• What you should do: For every entry that follows, return the words exactly and omit any picture.

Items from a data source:
______
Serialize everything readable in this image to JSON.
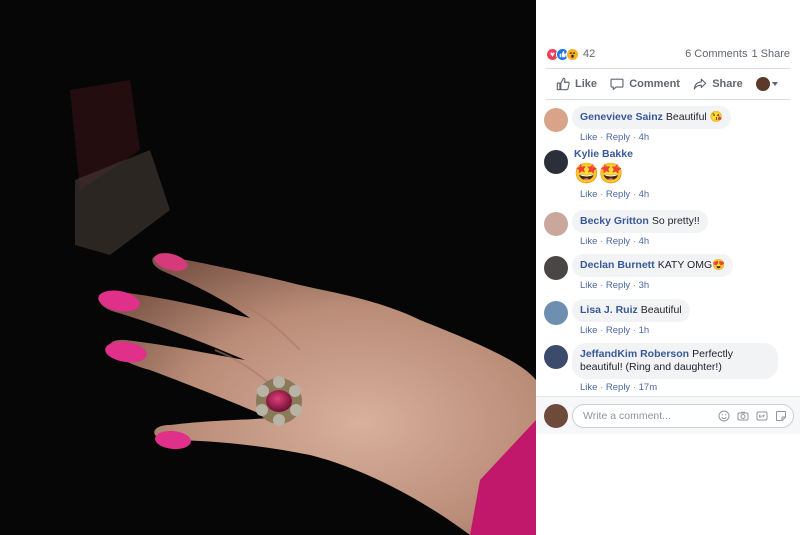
{
  "post": {
    "reaction_icons": [
      "love-icon",
      "like-icon",
      "wow-icon"
    ],
    "reaction_count": "42",
    "comments_count": "6 Comments",
    "shares_count": "1 Share"
  },
  "actions": {
    "like": "Like",
    "comment": "Comment",
    "share": "Share"
  },
  "comments": [
    {
      "author": "Genevieve Sainz",
      "text": "Beautiful 😘",
      "like": "Like",
      "reply": "Reply",
      "time": "4h",
      "avatar_color": "#d9a38a"
    },
    {
      "author": "Kylie Bakke",
      "text": "🤩🤩",
      "like": "Like",
      "reply": "Reply",
      "time": "4h",
      "avatar_color": "#2b2f3a"
    },
    {
      "author": "Becky Gritton",
      "text": "So pretty!!",
      "like": "Like",
      "reply": "Reply",
      "time": "4h",
      "avatar_color": "#c9a79a"
    },
    {
      "author": "Declan Burnett",
      "text": "KATY OMG😍",
      "like": "Like",
      "reply": "Reply",
      "time": "3h",
      "avatar_color": "#4a4646"
    },
    {
      "author": "Lisa J. Ruiz",
      "text": "Beautiful",
      "like": "Like",
      "reply": "Reply",
      "time": "1h",
      "avatar_color": "#6f8fb0"
    },
    {
      "author": "JeffandKim Roberson",
      "text": "Perfectly beautiful! (Ring and daughter!)",
      "like": "Like",
      "reply": "Reply",
      "time": "17m",
      "avatar_color": "#3c4a6b"
    }
  ],
  "composer": {
    "placeholder": "Write a comment..."
  }
}
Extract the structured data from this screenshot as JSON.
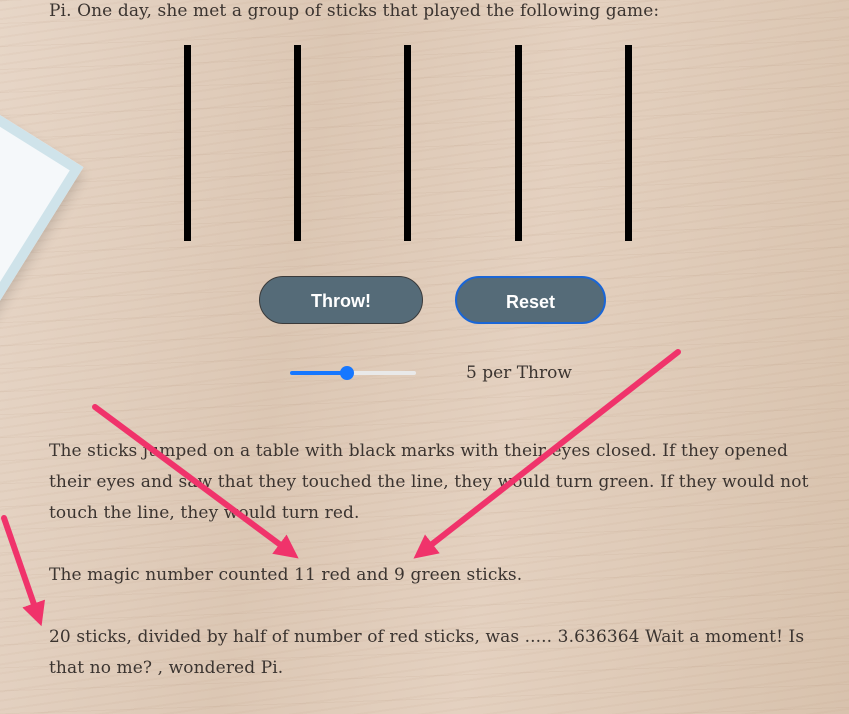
{
  "story": {
    "intro": "Pi. One day, she met a group of sticks that played the following game:",
    "paragraph1": "The sticks jumped on a table with black marks with their eyes closed. If they opened their eyes and saw that they touched the line, they would turn green. If they would not touch the line, they would turn red.",
    "paragraph2": "The magic number counted 11 red and 9 green sticks.",
    "paragraph3": "20 sticks, divided by half of number of red sticks, was ..... 3.636364 Wait a moment! Is that no me? , wondered Pi."
  },
  "controls": {
    "throw_label": "Throw!",
    "reset_label": "Reset",
    "slider_value_fraction": 0.45,
    "slider_label": "5 per Throw"
  },
  "colors": {
    "button_bg": "#556b78",
    "reset_border": "#1a66d6",
    "slider_accent": "#1677ff",
    "arrow": "#f0336b"
  },
  "icons": {
    "annotation": "pink-arrow-icon"
  }
}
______
• Output for this task:
Serialize everything readable in this image to JSON.
{
  "post": {
    "reaction_icons": [
      "love-icon",
      "like-icon",
      "wow-icon"
    ],
    "reaction_count": "42",
    "comments_count": "6 Comments",
    "shares_count": "1 Share"
  },
  "actions": {
    "like": "Like",
    "comment": "Comment",
    "share": "Share"
  },
  "comments": [
    {
      "author": "Genevieve Sainz",
      "text": "Beautiful 😘",
      "like": "Like",
      "reply": "Reply",
      "time": "4h",
      "avatar_color": "#d9a38a"
    },
    {
      "author": "Kylie Bakke",
      "text": "🤩🤩",
      "like": "Like",
      "reply": "Reply",
      "time": "4h",
      "avatar_color": "#2b2f3a"
    },
    {
      "author": "Becky Gritton",
      "text": "So pretty!!",
      "like": "Like",
      "reply": "Reply",
      "time": "4h",
      "avatar_color": "#c9a79a"
    },
    {
      "author": "Declan Burnett",
      "text": "KATY OMG😍",
      "like": "Like",
      "reply": "Reply",
      "time": "3h",
      "avatar_color": "#4a4646"
    },
    {
      "author": "Lisa J. Ruiz",
      "text": "Beautiful",
      "like": "Like",
      "reply": "Reply",
      "time": "1h",
      "avatar_color": "#6f8fb0"
    },
    {
      "author": "JeffandKim Roberson",
      "text": "Perfectly beautiful! (Ring and daughter!)",
      "like": "Like",
      "reply": "Reply",
      "time": "17m",
      "avatar_color": "#3c4a6b"
    }
  ],
  "composer": {
    "placeholder": "Write a comment..."
  }
}
Extract the structured data from this screenshot as JSON.
{
  "story": {
    "intro": "Pi. One day, she met a group of sticks that played the following game:",
    "paragraph1": "The sticks jumped on a table with black marks with their eyes closed. If they opened their eyes and saw that they touched the line, they would turn green. If they would not touch the line, they would turn red.",
    "paragraph2": "The magic number counted 11 red and 9 green sticks.",
    "paragraph3": "20 sticks, divided by half of number of red sticks, was ..... 3.636364 Wait a moment! Is that no me? , wondered Pi."
  },
  "controls": {
    "throw_label": "Throw!",
    "reset_label": "Reset",
    "slider_value_fraction": 0.45,
    "slider_label": "5 per Throw"
  },
  "colors": {
    "button_bg": "#556b78",
    "reset_border": "#1a66d6",
    "slider_accent": "#1677ff",
    "arrow": "#f0336b"
  },
  "icons": {
    "annotation": "pink-arrow-icon"
  }
}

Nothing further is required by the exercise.